Shaha watched anxiously, paced nervously and smiled proudly through the final day of the Class 4A boys state swim meet. When the night was over, his Spartans were state champions. But there was a point in the season where there was genuine concern that Shaha would see the season through.
There was concern that his life was in danger.
What felt like heartburn for months turned out to be something more serious than that. When Shaha finally saw a doctor, it was revealed that he had an artery with a 98 percent blockage. He wasn't having heartburn. He was having a heart attack.
"When we were first heard, I mean I was stunned," senior Nathan Kenigsberg said. "I didn't know the severity of it. I was scared and really worried for him."
A stent was placed and Shaha was on his way to recovery. Word eventually got around in Greeley and Kenigsberg and his teammates were given some good news.
"Luckily my dad is a doctor," Kenigsberg said. "I got an update fairly quickly."
Shaha felt good enough to make it to the Spartans next meet, but the doctors advised against it. He listened.
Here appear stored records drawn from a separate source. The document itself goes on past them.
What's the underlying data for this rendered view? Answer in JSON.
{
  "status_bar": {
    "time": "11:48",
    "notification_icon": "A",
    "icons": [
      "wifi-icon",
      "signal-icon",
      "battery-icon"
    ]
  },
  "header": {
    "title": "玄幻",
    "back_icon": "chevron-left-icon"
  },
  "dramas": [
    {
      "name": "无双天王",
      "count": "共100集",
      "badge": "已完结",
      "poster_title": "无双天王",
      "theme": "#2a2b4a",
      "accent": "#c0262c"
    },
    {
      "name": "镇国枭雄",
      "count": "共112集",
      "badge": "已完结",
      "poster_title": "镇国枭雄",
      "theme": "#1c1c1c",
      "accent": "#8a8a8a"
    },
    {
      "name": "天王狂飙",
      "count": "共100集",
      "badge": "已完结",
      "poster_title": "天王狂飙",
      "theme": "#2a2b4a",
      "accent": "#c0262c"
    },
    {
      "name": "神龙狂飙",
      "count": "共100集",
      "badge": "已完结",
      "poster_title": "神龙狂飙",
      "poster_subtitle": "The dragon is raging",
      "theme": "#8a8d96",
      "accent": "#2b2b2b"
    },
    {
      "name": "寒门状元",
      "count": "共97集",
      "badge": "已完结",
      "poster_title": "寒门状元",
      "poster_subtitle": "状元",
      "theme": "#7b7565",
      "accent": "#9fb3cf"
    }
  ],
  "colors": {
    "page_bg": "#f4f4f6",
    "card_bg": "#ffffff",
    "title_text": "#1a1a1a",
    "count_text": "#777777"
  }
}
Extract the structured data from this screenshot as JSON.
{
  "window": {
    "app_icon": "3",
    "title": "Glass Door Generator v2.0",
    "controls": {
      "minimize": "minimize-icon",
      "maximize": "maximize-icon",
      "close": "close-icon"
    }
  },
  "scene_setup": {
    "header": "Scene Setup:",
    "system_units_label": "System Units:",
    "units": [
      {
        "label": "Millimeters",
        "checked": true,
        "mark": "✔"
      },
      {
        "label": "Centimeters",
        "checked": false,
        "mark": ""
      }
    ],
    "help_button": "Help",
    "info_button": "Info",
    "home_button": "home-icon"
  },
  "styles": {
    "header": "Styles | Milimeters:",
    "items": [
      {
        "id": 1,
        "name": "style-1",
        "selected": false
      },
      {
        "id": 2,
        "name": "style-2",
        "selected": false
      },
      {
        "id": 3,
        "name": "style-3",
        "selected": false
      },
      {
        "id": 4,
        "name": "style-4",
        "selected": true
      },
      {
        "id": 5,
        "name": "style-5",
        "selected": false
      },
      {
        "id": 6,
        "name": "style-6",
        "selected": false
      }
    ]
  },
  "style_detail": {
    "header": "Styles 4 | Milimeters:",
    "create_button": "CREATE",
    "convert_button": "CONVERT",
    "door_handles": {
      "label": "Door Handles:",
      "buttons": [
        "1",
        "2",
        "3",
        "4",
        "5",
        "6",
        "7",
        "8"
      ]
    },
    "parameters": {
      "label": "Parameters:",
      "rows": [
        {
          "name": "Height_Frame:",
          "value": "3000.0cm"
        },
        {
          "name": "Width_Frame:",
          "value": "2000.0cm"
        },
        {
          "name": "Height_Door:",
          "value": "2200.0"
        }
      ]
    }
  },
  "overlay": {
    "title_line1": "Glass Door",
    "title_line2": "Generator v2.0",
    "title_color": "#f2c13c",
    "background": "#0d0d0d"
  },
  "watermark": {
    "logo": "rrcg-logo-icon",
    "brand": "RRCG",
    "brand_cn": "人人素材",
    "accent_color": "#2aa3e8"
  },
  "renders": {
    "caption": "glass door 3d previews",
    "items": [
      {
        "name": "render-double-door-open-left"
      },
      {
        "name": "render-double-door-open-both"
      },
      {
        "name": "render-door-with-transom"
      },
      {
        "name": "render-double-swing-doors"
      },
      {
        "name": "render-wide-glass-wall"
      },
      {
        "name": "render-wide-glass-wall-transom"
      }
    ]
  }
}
And not too long later, he was watching his athletes hoist a state championship trophy, the first in program history.
And he'll quickly point out that it wasn't motivation after a heart attack that brought home gold, it was the drive and determination of the Spartans to do something special for the community.
"Greeley is a punchline to a national joke," Shaha said. "'What's the opposite of Hawaii?' 'Greeley.' I've been working around swimming most of my adult life. I think about Greeley swimmers; I think a lot about Greeley kids. And this is huge."
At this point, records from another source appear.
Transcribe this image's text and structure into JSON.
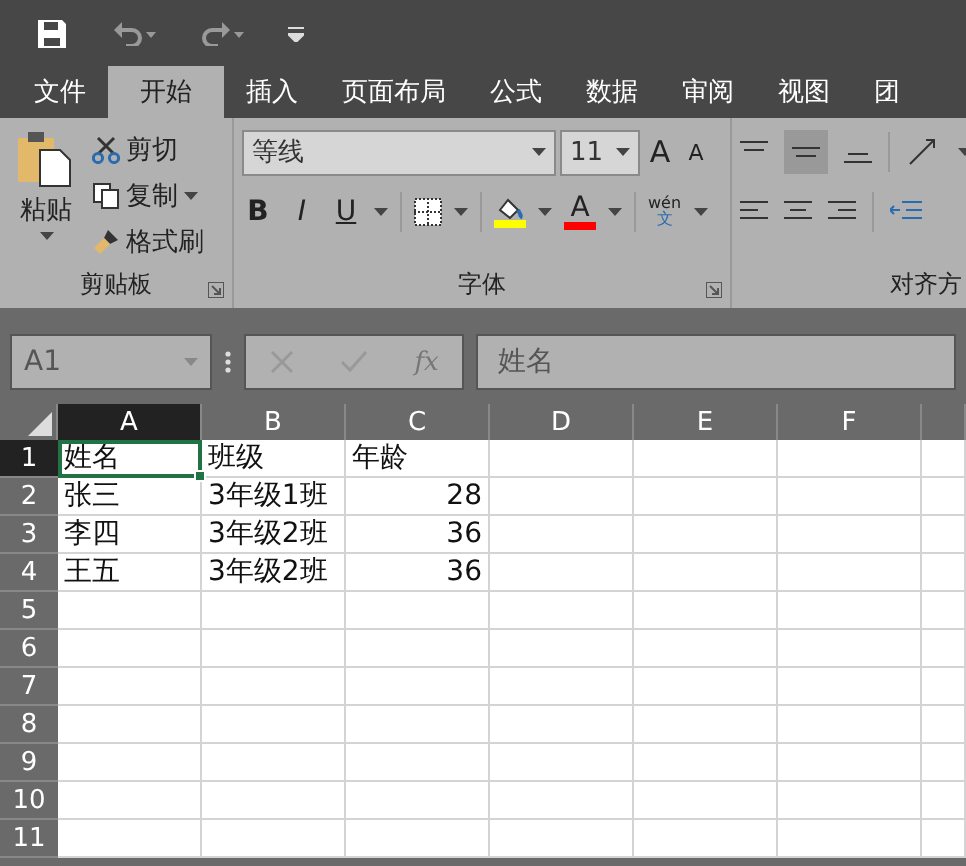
{
  "tabs": [
    {
      "label": "文件",
      "selected": false
    },
    {
      "label": "开始",
      "selected": true
    },
    {
      "label": "插入",
      "selected": false
    },
    {
      "label": "页面布局",
      "selected": false
    },
    {
      "label": "公式",
      "selected": false
    },
    {
      "label": "数据",
      "selected": false
    },
    {
      "label": "审阅",
      "selected": false
    },
    {
      "label": "视图",
      "selected": false
    },
    {
      "label": "团",
      "selected": false
    }
  ],
  "clipboard": {
    "paste": "粘贴",
    "cut": "剪切",
    "copy": "复制",
    "format_painter": "格式刷",
    "group_label": "剪贴板"
  },
  "font": {
    "font_name": "等线",
    "font_size": "11",
    "grow": "A",
    "shrink": "A",
    "bold": "B",
    "italic": "I",
    "underline": "U",
    "font_color": "A",
    "phonetic_top": "wén",
    "phonetic_bottom": "文",
    "group_label": "字体"
  },
  "alignment": {
    "group_label": "对齐方"
  },
  "formula_bar": {
    "name_box": "A1",
    "fx": "fx",
    "value": "姓名"
  },
  "columns": [
    {
      "label": "A",
      "selected": true
    },
    {
      "label": "B",
      "selected": false
    },
    {
      "label": "C",
      "selected": false
    },
    {
      "label": "D",
      "selected": false
    },
    {
      "label": "E",
      "selected": false
    },
    {
      "label": "F",
      "selected": false
    }
  ],
  "rows": [
    {
      "header": "1",
      "selected": true,
      "cells": [
        {
          "text": "姓名",
          "kind": "text",
          "selected": true
        },
        {
          "text": "班级",
          "kind": "text",
          "selected": false
        },
        {
          "text": "年龄",
          "kind": "text",
          "selected": false
        }
      ]
    },
    {
      "header": "2",
      "selected": false,
      "cells": [
        {
          "text": "张三",
          "kind": "text",
          "selected": false
        },
        {
          "text": "3年级1班",
          "kind": "text",
          "selected": false
        },
        {
          "text": "28",
          "kind": "number",
          "selected": false
        }
      ]
    },
    {
      "header": "3",
      "selected": false,
      "cells": [
        {
          "text": "李四",
          "kind": "text",
          "selected": false
        },
        {
          "text": "3年级2班",
          "kind": "text",
          "selected": false
        },
        {
          "text": "36",
          "kind": "number",
          "selected": false
        }
      ]
    },
    {
      "header": "4",
      "selected": false,
      "cells": [
        {
          "text": "王五",
          "kind": "text",
          "selected": false
        },
        {
          "text": "3年级2班",
          "kind": "text",
          "selected": false
        },
        {
          "text": "36",
          "kind": "number",
          "selected": false
        }
      ]
    },
    {
      "header": "5",
      "selected": false,
      "cells": []
    },
    {
      "header": "6",
      "selected": false,
      "cells": []
    },
    {
      "header": "7",
      "selected": false,
      "cells": []
    },
    {
      "header": "8",
      "selected": false,
      "cells": []
    },
    {
      "header": "9",
      "selected": false,
      "cells": []
    },
    {
      "header": "10",
      "selected": false,
      "cells": []
    },
    {
      "header": "11",
      "selected": false,
      "cells": []
    }
  ]
}
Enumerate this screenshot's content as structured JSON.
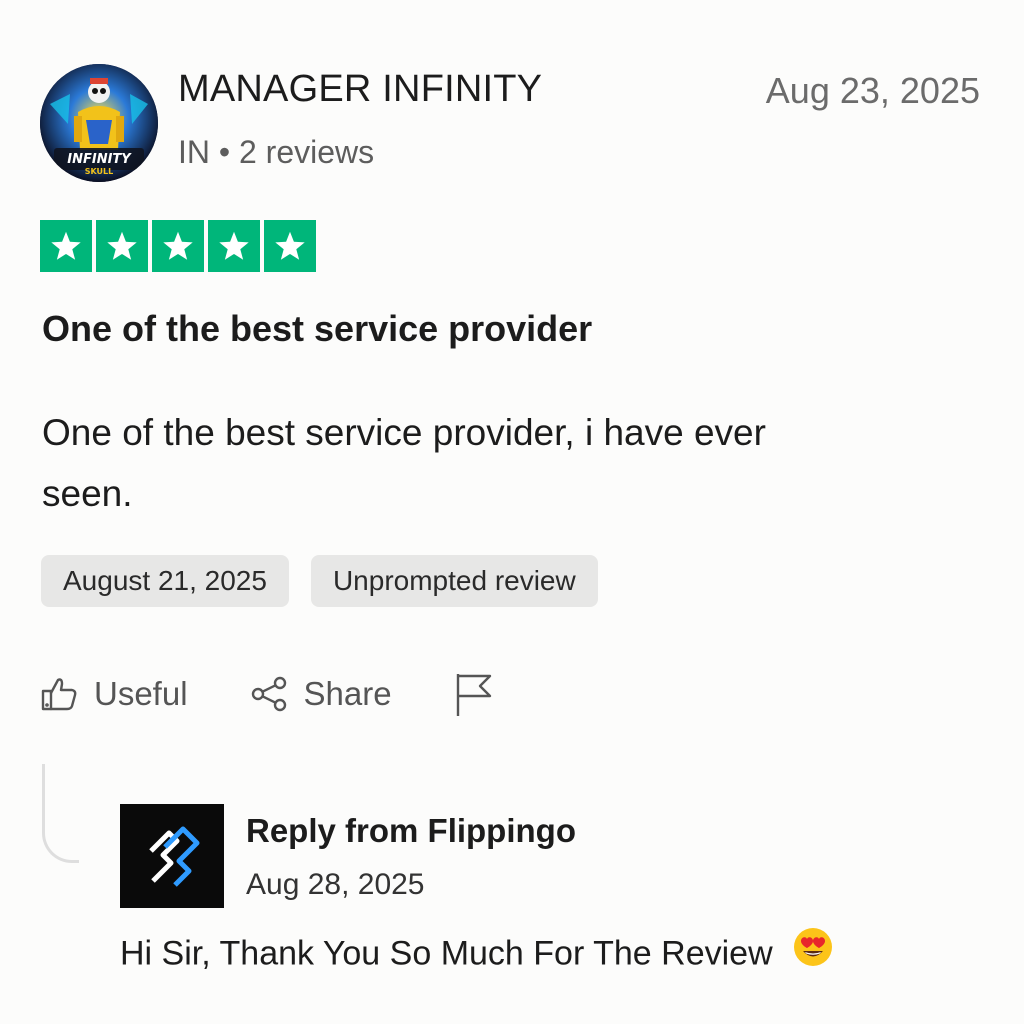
{
  "reviewer": {
    "name": "MANAGER INFINITY",
    "meta": "IN • 2 reviews",
    "avatar_text": "INFINITY SKULL"
  },
  "review": {
    "date": "Aug 23, 2025",
    "rating": 5,
    "max_rating": 5,
    "star_color": "#00b67a",
    "title": "One of the best service provider",
    "body": "One of the best service provider, i have ever seen.",
    "tags": {
      "experience_date": "August 21, 2025",
      "review_type": "Unprompted review"
    }
  },
  "actions": {
    "useful_label": "Useful",
    "share_label": "Share",
    "useful_icon": "thumbs-up-icon",
    "share_icon": "share-icon",
    "report_icon": "flag-icon"
  },
  "reply": {
    "from": "Reply from Flippingo",
    "date": "Aug 28, 2025",
    "text": "Hi Sir, Thank You So Much For The Review",
    "emoji_icon": "heart-eyes-emoji-icon"
  }
}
It took a little bit of good fortune for the Spartans to get themselves into contention. In the 200-yard medley relay, the first event of the day, two Discovery Canyon swimmers jumped in the pool at the conclusion of the race. The infraction meant they were disqualified from each of their next event.
Those DQ's took precious points on the board and Greeley West knew it had to capitalize on it.
"We got a lucky break," Kenigsberg said. "But there was nothing but happiness with the way the team put everything into it. Caden Gillmore had the best meet I've ever seen from anybody. He did incredible."
The Spartans finished with 323 points to Discovery Canyon's 307. It's the second-straight runner-up finish for the Thunder.
Broomfield's Harrison Lierz had a standout day. He claimed two individual titles for the Eagles and helped them win the 200 freestyle relay. He swam that relay race then came right back to win the 100 backstroke.
"I feel like I swam really well this week," Lierz said. "I was really happy with how I did, especially with that being like five minutes after the relay."